§ **Try it**
Provide the number of lines in the entries below containing "来自广东", with no further words.

§ **Records for this exercise**
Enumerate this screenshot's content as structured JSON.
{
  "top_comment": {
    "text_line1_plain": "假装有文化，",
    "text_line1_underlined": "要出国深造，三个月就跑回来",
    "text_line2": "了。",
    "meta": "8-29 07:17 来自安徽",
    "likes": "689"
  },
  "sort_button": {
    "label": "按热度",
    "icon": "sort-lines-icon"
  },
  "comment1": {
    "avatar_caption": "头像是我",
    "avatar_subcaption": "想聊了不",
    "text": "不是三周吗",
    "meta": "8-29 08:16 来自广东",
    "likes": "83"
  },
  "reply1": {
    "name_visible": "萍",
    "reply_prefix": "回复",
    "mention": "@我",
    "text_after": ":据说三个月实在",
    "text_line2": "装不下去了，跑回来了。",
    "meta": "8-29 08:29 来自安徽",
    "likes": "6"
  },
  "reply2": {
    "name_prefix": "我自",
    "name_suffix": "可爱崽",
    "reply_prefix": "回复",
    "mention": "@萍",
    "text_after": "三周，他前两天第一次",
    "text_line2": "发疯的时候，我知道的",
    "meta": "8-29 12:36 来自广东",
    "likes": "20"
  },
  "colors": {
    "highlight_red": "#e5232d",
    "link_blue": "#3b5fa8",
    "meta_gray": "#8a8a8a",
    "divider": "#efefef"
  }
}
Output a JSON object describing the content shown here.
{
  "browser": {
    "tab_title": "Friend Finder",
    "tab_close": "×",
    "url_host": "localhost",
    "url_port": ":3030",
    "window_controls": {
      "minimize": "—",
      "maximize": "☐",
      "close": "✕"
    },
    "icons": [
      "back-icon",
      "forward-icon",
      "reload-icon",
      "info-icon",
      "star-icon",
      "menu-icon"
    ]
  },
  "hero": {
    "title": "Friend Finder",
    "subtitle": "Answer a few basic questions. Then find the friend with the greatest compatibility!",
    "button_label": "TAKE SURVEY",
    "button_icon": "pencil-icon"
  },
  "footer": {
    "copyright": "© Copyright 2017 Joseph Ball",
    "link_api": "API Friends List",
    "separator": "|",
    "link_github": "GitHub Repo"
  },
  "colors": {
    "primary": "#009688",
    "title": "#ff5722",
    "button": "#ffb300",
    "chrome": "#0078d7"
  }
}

§ **Task solution**
2